False positives: Imagine the accuracy of biometric readings is 98-99% – that’s pretty good, no? Not if you have 10,000 employees entering offices around the world or logging in each day. 98% accuracy means 200 colleagues will not be able to start work on time. Imagine an issue with a fingerprint sensor at an entry door to the building and the queue of impatient co-workers behind the unfortunate blocked user. How many security teams look forward to a mass resetting of entry systems?

Individual use vs high volume: whilst fingerprint recognition might work to access a personal smartphone, it may not be suitable for far higher volume authetication requirements. If hundreds of people are entering a building at the same time,

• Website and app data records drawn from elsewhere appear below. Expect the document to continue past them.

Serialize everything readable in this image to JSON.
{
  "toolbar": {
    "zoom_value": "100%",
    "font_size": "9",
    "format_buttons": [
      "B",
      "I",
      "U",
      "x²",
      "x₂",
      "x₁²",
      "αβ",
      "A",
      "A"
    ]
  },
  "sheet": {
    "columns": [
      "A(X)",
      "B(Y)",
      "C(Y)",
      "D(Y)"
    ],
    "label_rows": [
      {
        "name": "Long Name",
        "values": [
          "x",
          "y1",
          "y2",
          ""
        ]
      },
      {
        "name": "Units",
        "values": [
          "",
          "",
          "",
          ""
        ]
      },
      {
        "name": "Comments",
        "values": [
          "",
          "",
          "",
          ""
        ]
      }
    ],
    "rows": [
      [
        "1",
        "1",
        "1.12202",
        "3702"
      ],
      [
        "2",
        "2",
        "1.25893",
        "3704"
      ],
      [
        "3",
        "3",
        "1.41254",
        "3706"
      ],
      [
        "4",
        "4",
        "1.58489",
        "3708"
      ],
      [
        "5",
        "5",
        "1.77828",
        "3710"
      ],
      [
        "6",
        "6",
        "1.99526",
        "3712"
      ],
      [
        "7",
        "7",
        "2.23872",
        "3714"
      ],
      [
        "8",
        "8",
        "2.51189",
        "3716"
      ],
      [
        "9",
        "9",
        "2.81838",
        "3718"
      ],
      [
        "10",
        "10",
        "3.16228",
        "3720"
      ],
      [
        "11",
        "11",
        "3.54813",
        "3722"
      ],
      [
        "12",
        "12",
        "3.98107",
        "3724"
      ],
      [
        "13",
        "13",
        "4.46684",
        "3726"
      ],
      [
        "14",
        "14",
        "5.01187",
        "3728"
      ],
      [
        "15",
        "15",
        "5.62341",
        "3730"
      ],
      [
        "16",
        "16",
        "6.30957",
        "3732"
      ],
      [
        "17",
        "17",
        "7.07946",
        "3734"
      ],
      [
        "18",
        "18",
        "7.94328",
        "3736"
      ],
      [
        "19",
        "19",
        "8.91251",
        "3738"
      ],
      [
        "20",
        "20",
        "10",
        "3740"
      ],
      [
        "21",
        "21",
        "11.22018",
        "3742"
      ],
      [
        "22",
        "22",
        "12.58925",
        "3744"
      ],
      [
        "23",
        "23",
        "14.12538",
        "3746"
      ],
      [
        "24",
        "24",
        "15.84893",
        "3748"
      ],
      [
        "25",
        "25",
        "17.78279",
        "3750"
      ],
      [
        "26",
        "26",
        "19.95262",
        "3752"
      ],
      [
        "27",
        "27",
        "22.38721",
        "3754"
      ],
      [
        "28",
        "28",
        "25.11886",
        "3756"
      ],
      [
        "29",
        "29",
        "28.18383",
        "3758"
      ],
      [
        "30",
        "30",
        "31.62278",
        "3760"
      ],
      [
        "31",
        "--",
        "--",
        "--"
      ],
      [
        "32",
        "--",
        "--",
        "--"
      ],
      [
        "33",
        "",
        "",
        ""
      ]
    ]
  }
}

Don’t underestimate a hacker’s determination: with every new security technology announced, there is sure to be a group of hackers eagerly awaiting the challenge of overcoming it, biometric or not. Retina and facial recognition for example is already being tricked by hi-res photographs of the individual, 3D models and more. Phone calls can be recorded to capture voices, keyboard strokes recorded to learn the typing cadence, and so forth. Whilst this is a lot of work to crack each account, high net worth individuals or celebrities may be viewed as targets worth investing time in.

If you’d like to dive deeper into the topic, there is a great Wired article summarising the legal, technical and ethical complexity involved in biometric authentication.

In the meantime, review any authentication option with an open mind and keep asking the „What if?“ questions. Explore the volume of users, use cases and level of security required; not every solution matches every scenario.